**Your assignment**
Return, word for word, the line containing "Output a JSON" and every line after it through the last line of the records below.

**Given data**
========================================================================

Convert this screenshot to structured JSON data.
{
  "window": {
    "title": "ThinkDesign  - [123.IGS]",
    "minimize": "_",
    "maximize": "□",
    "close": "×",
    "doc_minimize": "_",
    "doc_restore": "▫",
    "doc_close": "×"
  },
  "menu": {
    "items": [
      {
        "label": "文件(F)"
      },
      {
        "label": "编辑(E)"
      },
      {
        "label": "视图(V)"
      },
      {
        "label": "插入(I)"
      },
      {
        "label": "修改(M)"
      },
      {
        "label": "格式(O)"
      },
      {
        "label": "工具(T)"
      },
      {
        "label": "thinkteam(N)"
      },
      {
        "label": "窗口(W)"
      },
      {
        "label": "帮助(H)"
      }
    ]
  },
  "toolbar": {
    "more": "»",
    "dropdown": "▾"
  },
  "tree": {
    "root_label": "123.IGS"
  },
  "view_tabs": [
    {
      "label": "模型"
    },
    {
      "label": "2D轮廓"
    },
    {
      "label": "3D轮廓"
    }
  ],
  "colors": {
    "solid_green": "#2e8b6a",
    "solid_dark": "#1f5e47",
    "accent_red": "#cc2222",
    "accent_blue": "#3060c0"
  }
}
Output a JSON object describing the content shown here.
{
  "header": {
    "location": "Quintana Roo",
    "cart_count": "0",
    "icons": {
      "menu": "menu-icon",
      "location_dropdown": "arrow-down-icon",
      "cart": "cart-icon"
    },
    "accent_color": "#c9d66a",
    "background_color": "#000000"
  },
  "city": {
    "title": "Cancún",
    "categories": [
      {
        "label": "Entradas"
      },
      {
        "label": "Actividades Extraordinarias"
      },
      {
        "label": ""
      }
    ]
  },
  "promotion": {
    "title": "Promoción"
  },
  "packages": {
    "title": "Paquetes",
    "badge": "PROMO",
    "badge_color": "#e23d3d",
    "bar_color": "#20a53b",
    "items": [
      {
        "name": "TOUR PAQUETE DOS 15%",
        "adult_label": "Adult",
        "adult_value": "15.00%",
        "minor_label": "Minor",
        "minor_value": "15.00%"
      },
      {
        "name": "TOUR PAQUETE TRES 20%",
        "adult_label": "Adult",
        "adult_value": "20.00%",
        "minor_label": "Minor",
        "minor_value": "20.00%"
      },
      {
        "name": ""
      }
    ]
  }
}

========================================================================

**Reply to the exercise**
Output a JSON object describing the content shown here.
{
  "header": {
    "location": "Quintana Roo",
    "cart_count": "0",
    "icons": {
      "menu": "menu-icon",
      "location_dropdown": "arrow-down-icon",
      "cart": "cart-icon"
    },
    "accent_color": "#c9d66a",
    "background_color": "#000000"
  },
  "city": {
    "title": "Cancún",
    "categories": [
      {
        "label": "Entradas"
      },
      {
        "label": "Actividades Extraordinarias"
      },
      {
        "label": ""
      }
    ]
  },
  "promotion": {
    "title": "Promoción"
  },
  "packages": {
    "title": "Paquetes",
    "badge": "PROMO",
    "badge_color": "#e23d3d",
    "bar_color": "#20a53b",
    "items": [
      {
        "name": "TOUR PAQUETE DOS 15%",
        "adult_label": "Adult",
        "adult_value": "15.00%",
        "minor_label": "Minor",
        "minor_value": "15.00%"
      },
      {
        "name": "TOUR PAQUETE TRES 20%",
        "adult_label": "Adult",
        "adult_value": "20.00%",
        "minor_label": "Minor",
        "minor_value": "20.00%"
      },
      {
        "name": ""
      }
    ]
  }
}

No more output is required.